DATA EXTRACT Block Start
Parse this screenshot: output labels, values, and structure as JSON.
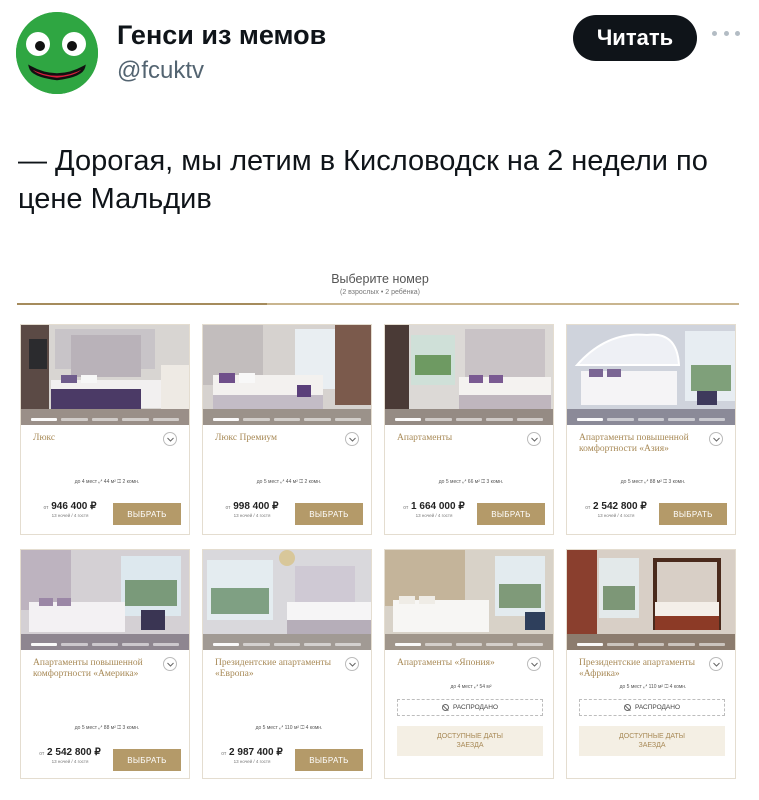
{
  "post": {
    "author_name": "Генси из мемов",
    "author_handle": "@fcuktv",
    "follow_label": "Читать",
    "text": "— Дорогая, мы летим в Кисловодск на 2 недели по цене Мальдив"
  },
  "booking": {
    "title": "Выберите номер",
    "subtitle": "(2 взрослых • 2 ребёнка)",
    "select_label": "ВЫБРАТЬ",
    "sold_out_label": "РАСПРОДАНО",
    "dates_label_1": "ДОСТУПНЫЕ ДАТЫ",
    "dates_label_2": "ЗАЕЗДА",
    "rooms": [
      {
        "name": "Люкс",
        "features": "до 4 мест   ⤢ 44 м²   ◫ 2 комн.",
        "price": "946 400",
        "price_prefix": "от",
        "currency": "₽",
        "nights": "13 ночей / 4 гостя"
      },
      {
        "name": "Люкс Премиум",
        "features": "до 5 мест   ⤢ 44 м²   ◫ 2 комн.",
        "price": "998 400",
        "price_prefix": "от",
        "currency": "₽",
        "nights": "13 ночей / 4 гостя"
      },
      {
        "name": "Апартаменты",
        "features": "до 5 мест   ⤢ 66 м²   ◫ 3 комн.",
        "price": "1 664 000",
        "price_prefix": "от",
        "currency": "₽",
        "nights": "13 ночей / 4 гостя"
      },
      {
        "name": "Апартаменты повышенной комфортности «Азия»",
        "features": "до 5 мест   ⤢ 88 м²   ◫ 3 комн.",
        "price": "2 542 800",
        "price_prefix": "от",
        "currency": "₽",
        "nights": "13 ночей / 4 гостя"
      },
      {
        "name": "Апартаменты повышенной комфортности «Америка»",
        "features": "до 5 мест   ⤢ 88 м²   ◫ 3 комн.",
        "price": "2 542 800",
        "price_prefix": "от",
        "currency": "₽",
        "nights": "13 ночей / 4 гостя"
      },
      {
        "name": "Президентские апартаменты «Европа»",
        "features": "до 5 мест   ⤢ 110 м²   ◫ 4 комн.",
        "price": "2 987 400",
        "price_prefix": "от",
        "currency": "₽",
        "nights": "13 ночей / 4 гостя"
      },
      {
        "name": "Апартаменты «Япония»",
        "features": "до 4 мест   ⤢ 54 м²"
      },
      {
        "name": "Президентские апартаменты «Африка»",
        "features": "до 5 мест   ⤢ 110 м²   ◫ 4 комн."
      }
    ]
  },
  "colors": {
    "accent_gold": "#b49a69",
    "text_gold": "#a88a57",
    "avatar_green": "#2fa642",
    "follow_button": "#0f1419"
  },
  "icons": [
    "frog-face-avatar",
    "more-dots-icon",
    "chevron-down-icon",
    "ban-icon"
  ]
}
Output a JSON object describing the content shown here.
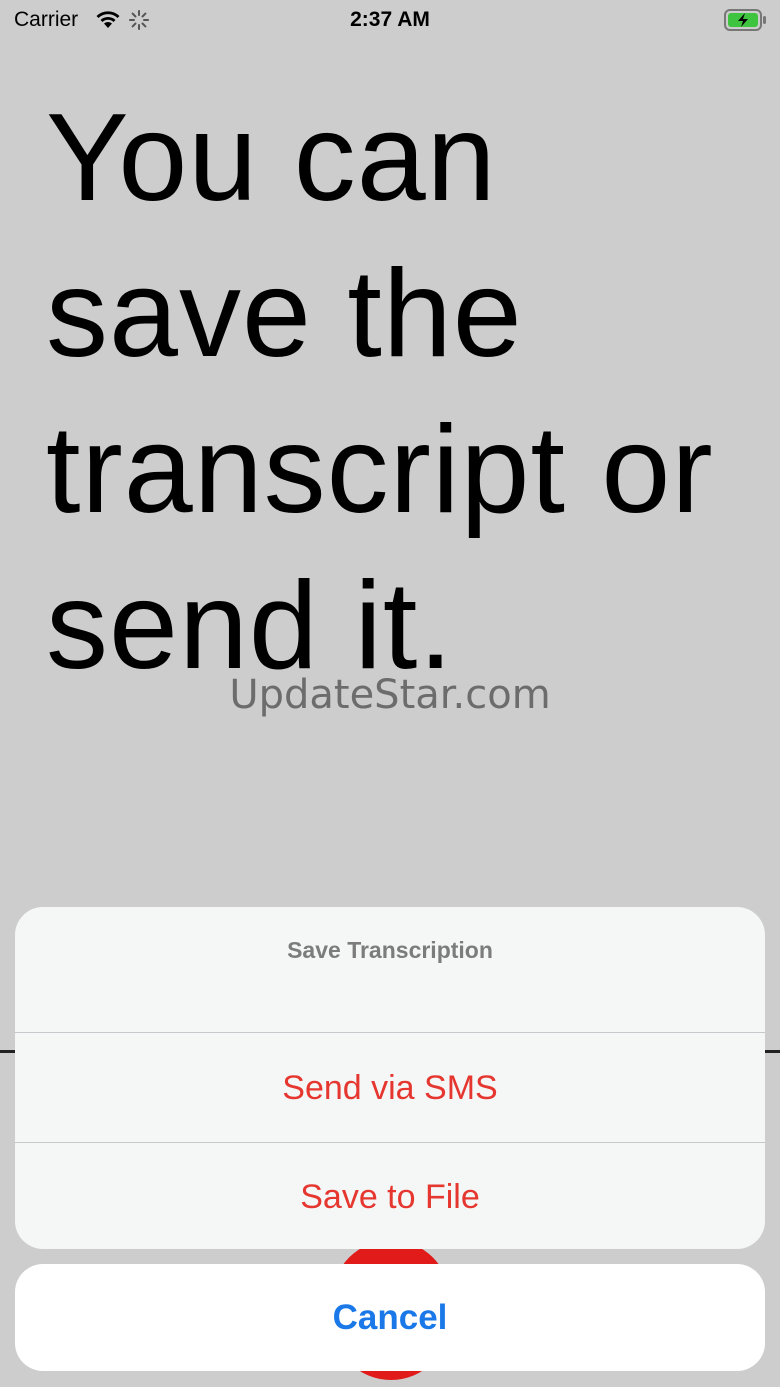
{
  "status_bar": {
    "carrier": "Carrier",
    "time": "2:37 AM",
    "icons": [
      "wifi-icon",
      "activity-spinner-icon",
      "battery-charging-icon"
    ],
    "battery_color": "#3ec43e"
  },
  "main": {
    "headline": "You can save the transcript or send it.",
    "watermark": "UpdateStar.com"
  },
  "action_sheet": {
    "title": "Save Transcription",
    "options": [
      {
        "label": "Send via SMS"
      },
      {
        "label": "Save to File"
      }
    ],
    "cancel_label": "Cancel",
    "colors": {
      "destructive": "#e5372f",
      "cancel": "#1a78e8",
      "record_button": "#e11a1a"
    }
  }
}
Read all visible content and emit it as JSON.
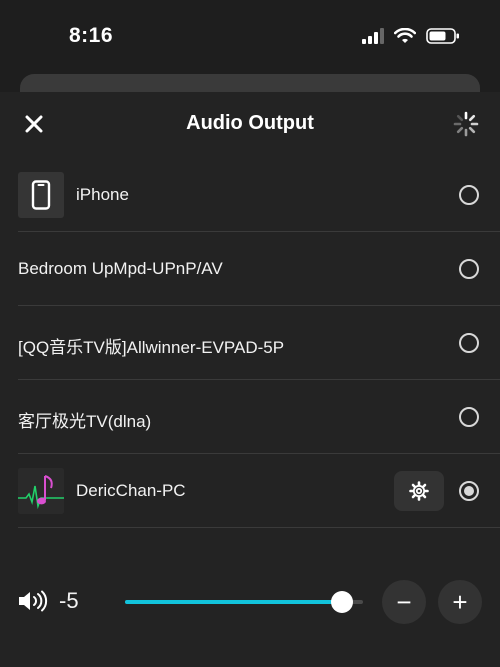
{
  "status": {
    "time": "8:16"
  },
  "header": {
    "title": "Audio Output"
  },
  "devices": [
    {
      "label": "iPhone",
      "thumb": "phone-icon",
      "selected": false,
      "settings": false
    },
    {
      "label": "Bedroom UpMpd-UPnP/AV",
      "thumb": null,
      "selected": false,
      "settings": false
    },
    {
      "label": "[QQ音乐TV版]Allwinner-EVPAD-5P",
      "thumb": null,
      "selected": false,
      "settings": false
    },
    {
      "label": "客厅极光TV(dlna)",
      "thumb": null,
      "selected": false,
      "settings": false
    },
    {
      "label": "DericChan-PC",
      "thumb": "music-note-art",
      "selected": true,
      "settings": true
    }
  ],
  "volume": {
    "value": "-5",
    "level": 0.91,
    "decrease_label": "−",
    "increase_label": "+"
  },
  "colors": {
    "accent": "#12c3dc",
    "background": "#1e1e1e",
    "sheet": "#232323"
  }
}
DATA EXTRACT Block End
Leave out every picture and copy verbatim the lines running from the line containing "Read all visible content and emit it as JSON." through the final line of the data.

Read all visible content and emit it as JSON.
{
  "status": {
    "time": "8:16"
  },
  "header": {
    "title": "Audio Output"
  },
  "devices": [
    {
      "label": "iPhone",
      "thumb": "phone-icon",
      "selected": false,
      "settings": false
    },
    {
      "label": "Bedroom UpMpd-UPnP/AV",
      "thumb": null,
      "selected": false,
      "settings": false
    },
    {
      "label": "[QQ音乐TV版]Allwinner-EVPAD-5P",
      "thumb": null,
      "selected": false,
      "settings": false
    },
    {
      "label": "客厅极光TV(dlna)",
      "thumb": null,
      "selected": false,
      "settings": false
    },
    {
      "label": "DericChan-PC",
      "thumb": "music-note-art",
      "selected": true,
      "settings": true
    }
  ],
  "volume": {
    "value": "-5",
    "level": 0.91,
    "decrease_label": "−",
    "increase_label": "+"
  },
  "colors": {
    "accent": "#12c3dc",
    "background": "#1e1e1e",
    "sheet": "#232323"
  }
}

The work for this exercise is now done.